> What you are asked to do
With the pictures left out, copy the listing below exactly.

> Listed entries
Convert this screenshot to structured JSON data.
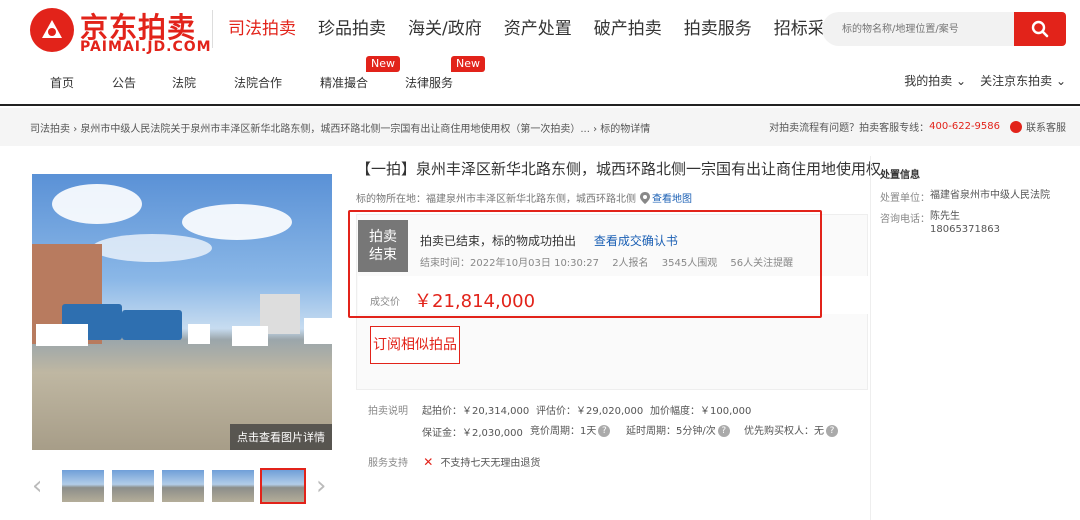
{
  "header": {
    "logo_cn": "京东拍卖",
    "logo_en": "PAIMAI.JD.COM",
    "main_nav": [
      "司法拍卖",
      "珍品拍卖",
      "海关/政府",
      "资产处置",
      "破产拍卖",
      "拍卖服务",
      "招标采购"
    ],
    "search_placeholder": "标的物名称/地理位置/案号",
    "sub_nav": {
      "home": "首页",
      "notice": "公告",
      "court": "法院",
      "court_coop": "法院合作",
      "match": "精准撮合",
      "legal": "法律服务",
      "badge_new": "New"
    },
    "my_auction": "我的拍卖",
    "follow": "关注京东拍卖"
  },
  "breadcrumb": {
    "root": "司法拍卖",
    "item": "泉州市中级人民法院关于泉州市丰泽区新华北路东侧，城西环路北侧一宗国有出让商住用地使用权（第一次拍卖）...",
    "current": "标的物详情",
    "help_text": "对拍卖流程有问题？拍卖客服专线：",
    "phone": "400-622-9586",
    "service": "联系客服"
  },
  "gallery": {
    "caption": "点击查看图片详情"
  },
  "lot": {
    "title": "【一拍】泉州丰泽区新华北路东侧，城西环路北侧一宗国有出让商住用地使用权",
    "location_label": "标的物所在地：",
    "location": "福建泉州市丰泽区新华北路东侧，城西环路北侧",
    "map_link": "查看地图"
  },
  "status": {
    "tag_line1": "拍卖",
    "tag_line2": "结束",
    "text": "拍卖已结束，标的物成功拍出",
    "link": "查看成交确认书",
    "end_time": "结束时间：2022年10月03日 10:30:27",
    "signups": "2人报名",
    "views": "3545人围观",
    "reminders": "56人关注提醒",
    "price_label": "成交价",
    "price": "￥21,814,000",
    "subscribe": "订阅相似拍品"
  },
  "terms": {
    "label": "拍卖说明",
    "start_price": "起拍价：￥20,314,000",
    "appraisal": "评估价：￥29,020,000",
    "increment": "加价幅度：￥100,000",
    "deposit": "保证金：￥2,030,000",
    "cycle": "竞价周期：1天",
    "extension": "延时周期：5分钟/次",
    "priority": "优先购买权人：无",
    "service_label": "服务支持",
    "service_note": "不支持七天无理由退货"
  },
  "disposal": {
    "head": "处置信息",
    "unit_label": "处置单位：",
    "unit": "福建省泉州市中级人民法院",
    "phone_label": "咨询电话：",
    "contact": "陈先生",
    "phone": "18065371863"
  }
}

> Response to the task
Convert this screenshot to structured JSON data.
{
  "header": {
    "logo_cn": "京东拍卖",
    "logo_en": "PAIMAI.JD.COM",
    "main_nav": [
      "司法拍卖",
      "珍品拍卖",
      "海关/政府",
      "资产处置",
      "破产拍卖",
      "拍卖服务",
      "招标采购"
    ],
    "search_placeholder": "标的物名称/地理位置/案号",
    "sub_nav": {
      "home": "首页",
      "notice": "公告",
      "court": "法院",
      "court_coop": "法院合作",
      "match": "精准撮合",
      "legal": "法律服务",
      "badge_new": "New"
    },
    "my_auction": "我的拍卖",
    "follow": "关注京东拍卖"
  },
  "breadcrumb": {
    "root": "司法拍卖",
    "item": "泉州市中级人民法院关于泉州市丰泽区新华北路东侧，城西环路北侧一宗国有出让商住用地使用权（第一次拍卖）...",
    "current": "标的物详情",
    "help_text": "对拍卖流程有问题？拍卖客服专线：",
    "phone": "400-622-9586",
    "service": "联系客服"
  },
  "gallery": {
    "caption": "点击查看图片详情"
  },
  "lot": {
    "title": "【一拍】泉州丰泽区新华北路东侧，城西环路北侧一宗国有出让商住用地使用权",
    "location_label": "标的物所在地：",
    "location": "福建泉州市丰泽区新华北路东侧，城西环路北侧",
    "map_link": "查看地图"
  },
  "status": {
    "tag_line1": "拍卖",
    "tag_line2": "结束",
    "text": "拍卖已结束，标的物成功拍出",
    "link": "查看成交确认书",
    "end_time": "结束时间：2022年10月03日 10:30:27",
    "signups": "2人报名",
    "views": "3545人围观",
    "reminders": "56人关注提醒",
    "price_label": "成交价",
    "price": "￥21,814,000",
    "subscribe": "订阅相似拍品"
  },
  "terms": {
    "label": "拍卖说明",
    "start_price": "起拍价：￥20,314,000",
    "appraisal": "评估价：￥29,020,000",
    "increment": "加价幅度：￥100,000",
    "deposit": "保证金：￥2,030,000",
    "cycle": "竞价周期：1天",
    "extension": "延时周期：5分钟/次",
    "priority": "优先购买权人：无",
    "service_label": "服务支持",
    "service_note": "不支持七天无理由退货"
  },
  "disposal": {
    "head": "处置信息",
    "unit_label": "处置单位：",
    "unit": "福建省泉州市中级人民法院",
    "phone_label": "咨询电话：",
    "contact": "陈先生",
    "phone": "18065371863"
  }
}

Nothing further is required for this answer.